====== ENTRIES SHOWN

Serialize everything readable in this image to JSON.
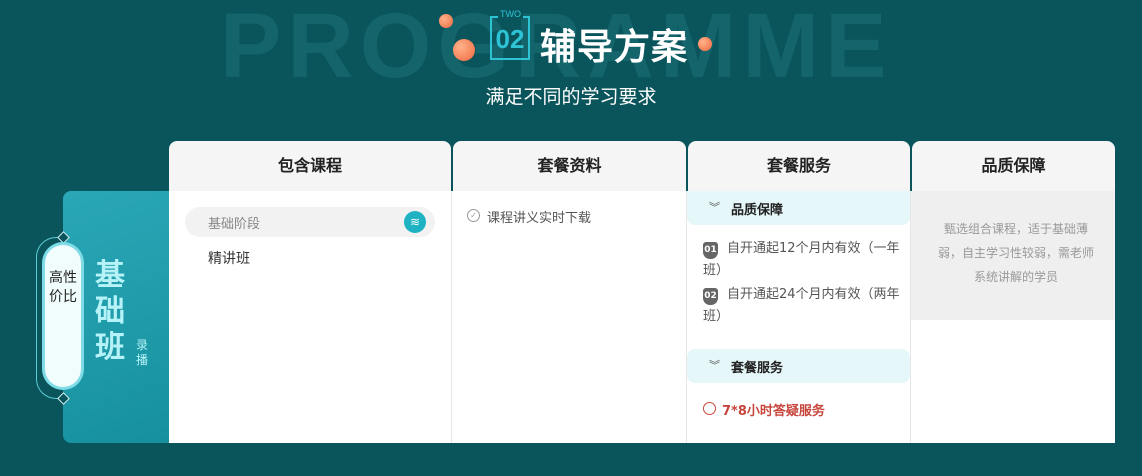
{
  "header": {
    "bg_word": "PROGRAMME",
    "badge_small": "TWO",
    "badge_number": "02",
    "title": "辅导方案",
    "subtitle": "满足不同的学习要求"
  },
  "plan": {
    "tag": "高性价比",
    "name": "基础班",
    "mode": "录播"
  },
  "columns": [
    "包含课程",
    "套餐资料",
    "套餐服务",
    "品质保障"
  ],
  "courses": {
    "stage": "基础阶段",
    "items": [
      "精讲班"
    ]
  },
  "materials": [
    "课程讲义实时下载"
  ],
  "services": {
    "group1_title": "品质保障",
    "group1_items": [
      {
        "badge": "01",
        "text": "自开通起12个月内有效（一年班）"
      },
      {
        "badge": "02",
        "text": "自开通起24个月内有效（两年班）"
      }
    ],
    "group2_title": "套餐服务",
    "group2_items": [
      "7*8小时答疑服务"
    ]
  },
  "quality": "甄选组合课程，适于基础薄弱，自主学习性较弱，需老师系统讲解的学员",
  "colors": {
    "background": "#0a545b",
    "accent": "#1eb2c2",
    "highlight": "#c7463d"
  }
}
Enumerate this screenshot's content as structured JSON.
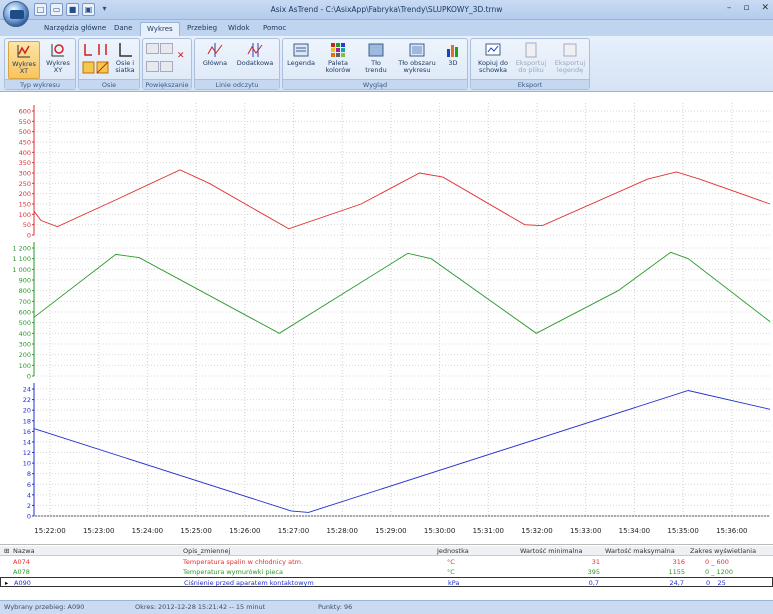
{
  "window": {
    "title": "Asix AsTrend - C:\\AsixApp\\Fabryka\\Trendy\\SLUPKOWY_3D.trnw"
  },
  "tabs": [
    "Narzędzia główne",
    "Dane",
    "Wykres",
    "Przebieg",
    "Widok",
    "Pomoc"
  ],
  "active_tab": "Wykres",
  "ribbon": {
    "groups": [
      {
        "label": "Typ wykresu",
        "buttons": [
          "Wykres XT",
          "Wykres XY"
        ]
      },
      {
        "label": "Osie",
        "buttons": [
          "Osie i siatka"
        ]
      },
      {
        "label": "Powiększanie",
        "buttons": []
      },
      {
        "label": "Linie odczytu",
        "buttons": [
          "Główna",
          "Dodatkowa"
        ]
      },
      {
        "label": "Wygląd",
        "buttons": [
          "Legenda",
          "Paleta kolorów",
          "Tło trendu",
          "Tło obszaru wykresu",
          "3D"
        ]
      },
      {
        "label": "Eksport",
        "buttons": [
          "Kopiuj do schowka",
          "Eksportuj do pliku",
          "Eksportuj legendę"
        ]
      }
    ]
  },
  "chart_data": [
    {
      "type": "line",
      "series": [
        {
          "name": "A074",
          "color": "#e03030"
        }
      ],
      "ylim": [
        0,
        600
      ],
      "yticks": [
        "0",
        "50",
        "100",
        "150",
        "200",
        "250",
        "300",
        "350",
        "400",
        "450",
        "500",
        "550",
        "600"
      ],
      "points": [
        [
          0,
          115
        ],
        [
          6,
          70
        ],
        [
          20,
          40
        ],
        [
          70,
          170
        ],
        [
          125,
          315
        ],
        [
          150,
          250
        ],
        [
          218,
          30
        ],
        [
          280,
          150
        ],
        [
          330,
          300
        ],
        [
          350,
          280
        ],
        [
          420,
          50
        ],
        [
          435,
          45
        ],
        [
          525,
          270
        ],
        [
          550,
          305
        ],
        [
          570,
          270
        ],
        [
          630,
          150
        ]
      ]
    },
    {
      "type": "line",
      "series": [
        {
          "name": "A078",
          "color": "#2a9a2a"
        }
      ],
      "ylim": [
        0,
        1200
      ],
      "yticks": [
        "0",
        "100",
        "200",
        "300",
        "400",
        "500",
        "600",
        "700",
        "800",
        "900",
        "1 000",
        "1 100",
        "1 200"
      ],
      "points": [
        [
          0,
          550
        ],
        [
          70,
          1140
        ],
        [
          90,
          1110
        ],
        [
          210,
          400
        ],
        [
          320,
          1150
        ],
        [
          340,
          1100
        ],
        [
          430,
          400
        ],
        [
          500,
          800
        ],
        [
          545,
          1160
        ],
        [
          560,
          1100
        ],
        [
          630,
          510
        ]
      ]
    },
    {
      "type": "line",
      "series": [
        {
          "name": "A090",
          "color": "#2030d0"
        }
      ],
      "ylim": [
        0,
        25
      ],
      "yticks": [
        "0",
        "2",
        "4",
        "6",
        "8",
        "10",
        "12",
        "14",
        "16",
        "18",
        "20",
        "22",
        "24"
      ],
      "points": [
        [
          0,
          17.2
        ],
        [
          220,
          1.0
        ],
        [
          235,
          0.7
        ],
        [
          560,
          24.7
        ],
        [
          630,
          21
        ]
      ]
    }
  ],
  "x_axis": {
    "ticks": [
      "15:22:00",
      "15:23:00",
      "15:24:00",
      "15:25:00",
      "15:26:00",
      "15:27:00",
      "15:28:00",
      "15:29:00",
      "15:30:00",
      "15:31:00",
      "15:32:00",
      "15:33:00",
      "15:34:00",
      "15:35:00",
      "15:36:00"
    ]
  },
  "legend": {
    "headers": {
      "name": "Nazwa",
      "desc": "Opis_zmiennej",
      "unit": "Jednostka",
      "min": "Wartość minimalna",
      "max": "Wartość maksymalna",
      "range": "Zakres wyświetlania"
    },
    "rows": [
      {
        "name": "A074",
        "desc": "Temperatura spalin w chłodnicy atm.",
        "unit": "°C",
        "min": "31",
        "max": "316",
        "range": "0 _ 600",
        "color": "#e03030"
      },
      {
        "name": "A078",
        "desc": "Temperatura wymurówki pieca",
        "unit": "°C",
        "min": "395",
        "max": "1155",
        "range": "0 _ 1200",
        "color": "#2a9a2a"
      },
      {
        "name": "A090",
        "desc": "Ciśnienie przed aparatem kontaktowym",
        "unit": "kPa",
        "min": "0,7",
        "max": "24,7",
        "range": "0 _ 25",
        "color": "#2030d0"
      }
    ]
  },
  "status": {
    "selected": "Wybrany przebieg: A090",
    "period": "Okres: 2012-12-28  15:21:42 -- 15 minut",
    "points": "Punkty: 96"
  }
}
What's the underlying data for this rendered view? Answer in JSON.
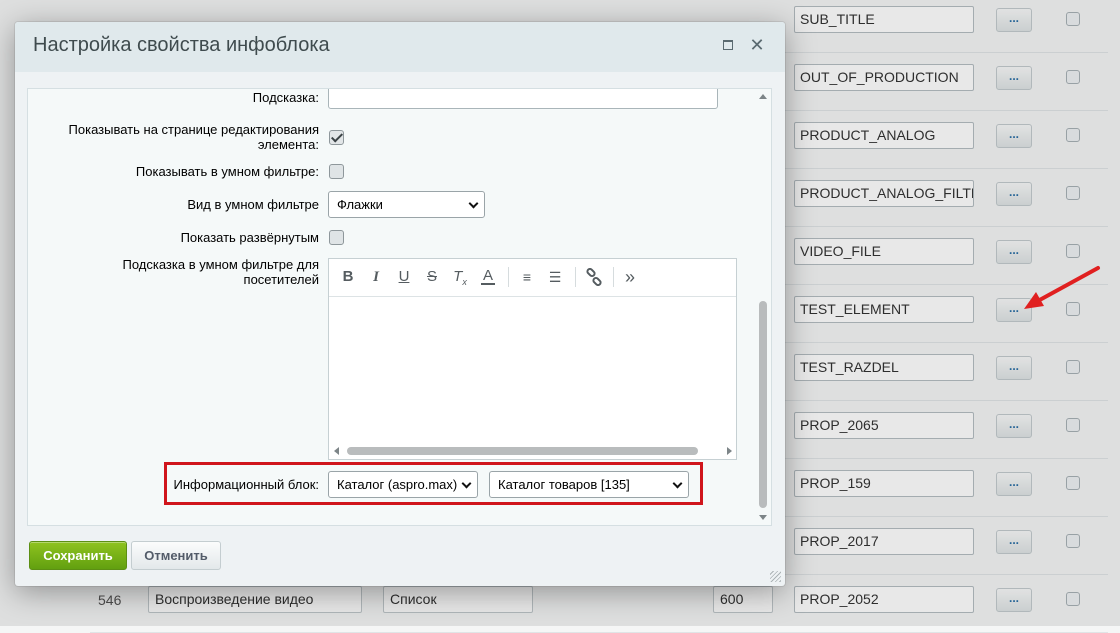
{
  "background": {
    "rows": [
      {
        "code": "SUB_TITLE",
        "dots": "...",
        "num": "",
        "name": "",
        "type": "",
        "sort": ""
      },
      {
        "code": "OUT_OF_PRODUCTION",
        "dots": "...",
        "num": "",
        "name": "",
        "type": "",
        "sort": ""
      },
      {
        "code": "PRODUCT_ANALOG",
        "dots": "...",
        "num": "",
        "name": "",
        "type": "",
        "sort": ""
      },
      {
        "code": "PRODUCT_ANALOG_FILTE",
        "dots": "...",
        "num": "",
        "name": "",
        "type": "",
        "sort": ""
      },
      {
        "code": "VIDEO_FILE",
        "dots": "...",
        "num": "",
        "name": "",
        "type": "",
        "sort": ""
      },
      {
        "code": "TEST_ELEMENT",
        "dots": "...",
        "num": "",
        "name": "",
        "type": "",
        "sort": ""
      },
      {
        "code": "TEST_RAZDEL",
        "dots": "...",
        "num": "",
        "name": "",
        "type": "",
        "sort": ""
      },
      {
        "code": "PROP_2065",
        "dots": "...",
        "num": "",
        "name": "",
        "type": "",
        "sort": ""
      },
      {
        "code": "PROP_159",
        "dots": "...",
        "num": "",
        "name": "",
        "type": "",
        "sort": ""
      },
      {
        "code": "PROP_2017",
        "dots": "...",
        "num": "",
        "name": "",
        "type": "",
        "sort": ""
      },
      {
        "code": "PROP_2052",
        "dots": "...",
        "num": "546",
        "name": "Воспроизведение видео",
        "type": "Список",
        "sort": "600"
      }
    ],
    "arrow_color": "#e02020"
  },
  "dialog": {
    "title": "Настройка свойства инфоблока",
    "fields": {
      "hint_label": "Подсказка:",
      "show_on_edit_label": "Показывать на странице редактирования элемента:",
      "show_on_edit_checked": true,
      "show_in_filter_label": "Показывать в умном фильтре:",
      "show_in_filter_checked": false,
      "filter_view_label": "Вид в умном фильтре",
      "filter_view_value": "Флажки",
      "show_expanded_label": "Показать развёрнутым",
      "show_expanded_checked": false,
      "filter_hint_label": "Подсказка в умном фильтре для посетителей",
      "iblock_label": "Информационный блок:",
      "iblock_type_value": "Каталог (aspro.max)",
      "iblock_value": "Каталог товаров [135]"
    },
    "editor_toolbar": [
      "bold-icon",
      "italic-icon",
      "underline-icon",
      "strikethrough-icon",
      "remove-format-icon",
      "font-color-icon",
      "ordered-list-icon",
      "unordered-list-icon",
      "link-icon",
      "more-icon"
    ],
    "buttons": {
      "save": "Сохранить",
      "cancel": "Отменить"
    },
    "colors": {
      "save_button": "#6cab14",
      "highlight_border": "#d0151c",
      "header_bg": "#e0e9ec"
    }
  }
}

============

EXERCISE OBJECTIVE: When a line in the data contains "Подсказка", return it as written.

RESULT FOR THIS EXERCISE:
      "hint_label": "Подсказка:",
      "filter_hint_label": "Подсказка в умном фильтре для посетителей",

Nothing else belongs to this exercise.